My grandmother has a bouquet of eagle feathers on her dresser, feathers she has been collecting for years and years on our beach. In her house, I see an elegance that comes from a long life, and a relationship with with the world that is moralistic and refined. My breath is taken away constantly by the twists and turns of her personality. There is so much purity that emerges from someone in the twilight of her life who has nothing left to lose. She is preoccupied with simple things, like what kinds of birds have come to feed at her windowsill — blue jays are not allowed, but quail are always a delightful surprise. She wants to know if I will get her her four packages of jello on Wednesday or on Thursday. She eyes up her loaf of cinnamon bread for its freshness like she is devising a great decree. I love her so much I can’t believe it. I know that every day is an opportunity for me to say hello and good-bye at the same time. Every day we meet one another for the first time, and everyday we say goodbye.
I look around my grandmother’s house for clues about who she is, and through her, I sometimes wonder if I might get glimpses of who I am also. I know I will never totally comprehend her. Human beings are universes; often we are unconscious even to our own depths, capabilities,and complexity. I notice that at her vulnerable age, 94, my grandmother is very much concerned with kindness towards animals. She offers to them the same kind of empathy she perhaps wishes for herself and her family. She exists in the same kind of fragility as the deer who come to visit her at the window, and the seagull who stops by for food.
Yesterday I saw her walking by the dining room towards her bedroom in the evening sunset light.

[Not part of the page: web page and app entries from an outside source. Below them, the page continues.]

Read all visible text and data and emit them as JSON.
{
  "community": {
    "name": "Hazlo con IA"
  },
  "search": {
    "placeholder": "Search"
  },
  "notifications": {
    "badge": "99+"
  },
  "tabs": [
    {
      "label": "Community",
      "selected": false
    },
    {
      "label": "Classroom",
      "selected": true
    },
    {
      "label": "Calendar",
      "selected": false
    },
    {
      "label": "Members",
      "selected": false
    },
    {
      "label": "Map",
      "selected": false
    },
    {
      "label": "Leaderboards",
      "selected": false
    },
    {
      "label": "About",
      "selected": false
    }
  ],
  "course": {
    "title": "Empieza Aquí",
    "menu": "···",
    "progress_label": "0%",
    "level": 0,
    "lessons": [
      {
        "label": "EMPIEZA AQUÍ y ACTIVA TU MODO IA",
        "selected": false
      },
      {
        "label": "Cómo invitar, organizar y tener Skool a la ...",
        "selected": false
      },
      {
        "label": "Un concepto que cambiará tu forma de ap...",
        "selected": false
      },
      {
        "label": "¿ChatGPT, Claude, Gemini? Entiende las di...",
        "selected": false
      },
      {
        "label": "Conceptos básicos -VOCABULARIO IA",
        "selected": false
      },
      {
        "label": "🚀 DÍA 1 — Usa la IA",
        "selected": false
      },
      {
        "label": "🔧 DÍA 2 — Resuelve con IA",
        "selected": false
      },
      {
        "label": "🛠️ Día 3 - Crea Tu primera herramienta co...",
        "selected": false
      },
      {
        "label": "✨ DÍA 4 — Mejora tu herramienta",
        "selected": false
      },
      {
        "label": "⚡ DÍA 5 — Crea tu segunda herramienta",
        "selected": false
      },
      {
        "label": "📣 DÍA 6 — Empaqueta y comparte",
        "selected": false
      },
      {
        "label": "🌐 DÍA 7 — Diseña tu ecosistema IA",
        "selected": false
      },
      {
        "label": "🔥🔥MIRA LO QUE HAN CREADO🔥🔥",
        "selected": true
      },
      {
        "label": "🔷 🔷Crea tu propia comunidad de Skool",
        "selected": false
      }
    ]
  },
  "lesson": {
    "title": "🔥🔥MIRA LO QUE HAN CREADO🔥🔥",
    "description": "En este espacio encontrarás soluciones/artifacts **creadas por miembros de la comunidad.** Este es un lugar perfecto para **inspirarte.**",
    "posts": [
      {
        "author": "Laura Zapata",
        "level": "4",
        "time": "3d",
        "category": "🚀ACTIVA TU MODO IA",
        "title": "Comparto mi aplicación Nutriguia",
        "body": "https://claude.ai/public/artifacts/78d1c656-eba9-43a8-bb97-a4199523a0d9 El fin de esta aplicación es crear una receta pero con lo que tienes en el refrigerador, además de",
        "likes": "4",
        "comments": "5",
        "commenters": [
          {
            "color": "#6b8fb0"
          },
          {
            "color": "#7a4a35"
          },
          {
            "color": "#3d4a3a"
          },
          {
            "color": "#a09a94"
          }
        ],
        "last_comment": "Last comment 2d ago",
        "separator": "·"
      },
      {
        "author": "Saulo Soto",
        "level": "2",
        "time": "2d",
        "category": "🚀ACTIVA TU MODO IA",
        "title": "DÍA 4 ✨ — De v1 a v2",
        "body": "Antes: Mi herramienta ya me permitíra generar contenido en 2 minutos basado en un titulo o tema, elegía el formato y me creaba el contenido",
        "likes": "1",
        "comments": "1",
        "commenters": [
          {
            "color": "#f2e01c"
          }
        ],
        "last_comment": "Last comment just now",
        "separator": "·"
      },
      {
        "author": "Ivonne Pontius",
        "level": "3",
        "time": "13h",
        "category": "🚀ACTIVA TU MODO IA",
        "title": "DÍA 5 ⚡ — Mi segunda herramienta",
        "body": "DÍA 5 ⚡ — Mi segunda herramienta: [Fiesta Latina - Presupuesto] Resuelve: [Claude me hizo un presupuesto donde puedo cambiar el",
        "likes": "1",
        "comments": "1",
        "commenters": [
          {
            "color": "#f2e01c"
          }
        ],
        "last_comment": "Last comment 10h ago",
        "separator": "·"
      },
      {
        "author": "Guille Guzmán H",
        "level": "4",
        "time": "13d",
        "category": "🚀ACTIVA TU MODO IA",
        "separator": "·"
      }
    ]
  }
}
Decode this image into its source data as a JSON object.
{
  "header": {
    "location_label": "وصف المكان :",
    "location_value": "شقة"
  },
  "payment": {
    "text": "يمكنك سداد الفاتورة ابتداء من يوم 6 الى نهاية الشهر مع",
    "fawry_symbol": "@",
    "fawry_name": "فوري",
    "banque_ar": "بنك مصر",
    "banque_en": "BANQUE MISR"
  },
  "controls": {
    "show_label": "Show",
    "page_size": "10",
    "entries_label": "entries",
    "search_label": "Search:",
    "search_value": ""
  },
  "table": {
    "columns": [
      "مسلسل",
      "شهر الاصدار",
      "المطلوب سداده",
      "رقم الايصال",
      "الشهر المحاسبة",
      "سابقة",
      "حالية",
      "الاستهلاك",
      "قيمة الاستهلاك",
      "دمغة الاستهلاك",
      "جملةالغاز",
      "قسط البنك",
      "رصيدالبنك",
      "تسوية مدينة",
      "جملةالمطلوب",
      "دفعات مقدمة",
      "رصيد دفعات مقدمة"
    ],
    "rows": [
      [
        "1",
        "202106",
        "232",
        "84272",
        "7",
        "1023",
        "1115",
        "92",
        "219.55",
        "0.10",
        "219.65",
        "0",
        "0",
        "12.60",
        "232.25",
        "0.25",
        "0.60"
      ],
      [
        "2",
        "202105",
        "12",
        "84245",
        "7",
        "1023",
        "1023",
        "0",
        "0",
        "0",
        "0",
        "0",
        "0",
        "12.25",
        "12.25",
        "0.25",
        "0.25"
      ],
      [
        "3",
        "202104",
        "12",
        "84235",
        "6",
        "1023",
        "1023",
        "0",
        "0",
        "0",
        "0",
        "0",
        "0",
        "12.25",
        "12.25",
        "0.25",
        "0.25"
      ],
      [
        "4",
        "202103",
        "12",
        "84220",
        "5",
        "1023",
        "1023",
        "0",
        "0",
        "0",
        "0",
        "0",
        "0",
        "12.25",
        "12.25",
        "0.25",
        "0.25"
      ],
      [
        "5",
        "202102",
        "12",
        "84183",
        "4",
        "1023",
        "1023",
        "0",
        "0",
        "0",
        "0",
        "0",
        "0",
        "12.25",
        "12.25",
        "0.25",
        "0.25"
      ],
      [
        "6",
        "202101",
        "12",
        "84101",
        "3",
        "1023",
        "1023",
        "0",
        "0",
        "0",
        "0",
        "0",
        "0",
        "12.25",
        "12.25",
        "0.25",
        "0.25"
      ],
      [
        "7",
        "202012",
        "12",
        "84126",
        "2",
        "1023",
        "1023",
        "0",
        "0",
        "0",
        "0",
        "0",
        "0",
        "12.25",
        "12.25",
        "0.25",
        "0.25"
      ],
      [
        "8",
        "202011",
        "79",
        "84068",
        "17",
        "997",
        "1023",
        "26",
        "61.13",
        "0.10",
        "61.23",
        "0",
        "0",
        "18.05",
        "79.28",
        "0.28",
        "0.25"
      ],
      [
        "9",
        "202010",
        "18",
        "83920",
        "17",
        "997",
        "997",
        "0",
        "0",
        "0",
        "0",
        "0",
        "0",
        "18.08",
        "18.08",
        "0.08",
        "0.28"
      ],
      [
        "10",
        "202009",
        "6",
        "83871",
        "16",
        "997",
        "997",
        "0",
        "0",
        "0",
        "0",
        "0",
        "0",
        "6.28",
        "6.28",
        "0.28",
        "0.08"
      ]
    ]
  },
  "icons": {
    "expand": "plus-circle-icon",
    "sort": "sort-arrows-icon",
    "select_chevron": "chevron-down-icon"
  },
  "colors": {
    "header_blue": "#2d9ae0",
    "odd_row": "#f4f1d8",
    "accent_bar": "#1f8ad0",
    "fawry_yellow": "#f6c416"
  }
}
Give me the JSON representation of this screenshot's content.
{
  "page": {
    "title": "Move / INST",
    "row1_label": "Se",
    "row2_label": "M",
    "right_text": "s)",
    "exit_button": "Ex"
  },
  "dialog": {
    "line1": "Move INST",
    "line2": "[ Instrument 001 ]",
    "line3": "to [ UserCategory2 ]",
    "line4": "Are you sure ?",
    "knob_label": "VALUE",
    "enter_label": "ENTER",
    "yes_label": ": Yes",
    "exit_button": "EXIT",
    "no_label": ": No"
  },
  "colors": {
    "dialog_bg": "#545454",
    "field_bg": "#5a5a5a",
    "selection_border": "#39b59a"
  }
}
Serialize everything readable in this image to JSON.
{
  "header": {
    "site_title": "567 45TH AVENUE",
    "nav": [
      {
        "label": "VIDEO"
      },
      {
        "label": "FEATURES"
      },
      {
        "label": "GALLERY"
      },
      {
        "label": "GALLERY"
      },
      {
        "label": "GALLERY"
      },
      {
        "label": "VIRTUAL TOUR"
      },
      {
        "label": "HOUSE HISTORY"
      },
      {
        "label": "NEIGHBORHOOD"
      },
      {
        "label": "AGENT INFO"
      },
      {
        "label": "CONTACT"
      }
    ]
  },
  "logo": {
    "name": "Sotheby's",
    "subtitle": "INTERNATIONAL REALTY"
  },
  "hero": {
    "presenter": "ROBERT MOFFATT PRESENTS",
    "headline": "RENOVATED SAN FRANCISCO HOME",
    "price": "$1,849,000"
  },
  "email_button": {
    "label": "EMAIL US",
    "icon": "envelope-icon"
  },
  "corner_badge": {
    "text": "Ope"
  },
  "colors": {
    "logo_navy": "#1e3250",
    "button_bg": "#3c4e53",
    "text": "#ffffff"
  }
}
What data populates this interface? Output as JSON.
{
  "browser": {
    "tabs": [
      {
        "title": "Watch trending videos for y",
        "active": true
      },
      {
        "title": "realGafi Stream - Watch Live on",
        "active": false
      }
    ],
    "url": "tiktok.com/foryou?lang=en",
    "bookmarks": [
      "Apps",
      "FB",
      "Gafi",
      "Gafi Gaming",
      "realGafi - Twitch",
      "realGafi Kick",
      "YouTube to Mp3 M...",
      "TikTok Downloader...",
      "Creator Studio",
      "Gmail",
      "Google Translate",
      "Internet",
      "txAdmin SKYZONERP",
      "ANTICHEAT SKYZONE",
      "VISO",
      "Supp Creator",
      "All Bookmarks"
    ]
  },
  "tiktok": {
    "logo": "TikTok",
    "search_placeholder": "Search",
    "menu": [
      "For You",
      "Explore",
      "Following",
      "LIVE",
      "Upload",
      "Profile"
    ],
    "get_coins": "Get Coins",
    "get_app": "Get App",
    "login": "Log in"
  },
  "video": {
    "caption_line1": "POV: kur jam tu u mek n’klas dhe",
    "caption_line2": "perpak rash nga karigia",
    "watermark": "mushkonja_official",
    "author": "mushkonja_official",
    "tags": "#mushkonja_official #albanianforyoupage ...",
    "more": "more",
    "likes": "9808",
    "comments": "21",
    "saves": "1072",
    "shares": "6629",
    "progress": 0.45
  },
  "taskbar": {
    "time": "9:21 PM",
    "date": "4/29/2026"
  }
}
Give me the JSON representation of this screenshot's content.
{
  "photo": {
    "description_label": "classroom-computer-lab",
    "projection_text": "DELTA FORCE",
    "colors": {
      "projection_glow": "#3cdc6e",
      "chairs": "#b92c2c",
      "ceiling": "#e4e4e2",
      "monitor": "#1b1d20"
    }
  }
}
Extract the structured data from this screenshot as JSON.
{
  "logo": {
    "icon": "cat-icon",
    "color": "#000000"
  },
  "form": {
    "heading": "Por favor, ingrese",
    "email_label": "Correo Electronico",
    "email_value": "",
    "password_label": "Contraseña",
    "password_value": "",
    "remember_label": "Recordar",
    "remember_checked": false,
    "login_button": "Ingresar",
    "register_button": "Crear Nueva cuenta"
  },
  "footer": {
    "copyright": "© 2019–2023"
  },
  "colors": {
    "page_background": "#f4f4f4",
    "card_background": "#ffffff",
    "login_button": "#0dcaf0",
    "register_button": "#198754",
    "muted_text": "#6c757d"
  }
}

The way the light cast through the room and onto her pale skin it was as if I were watching an angel move through the house, so silent and sweet, so innocent. She looked at me as if to say “My love, this is who we are.”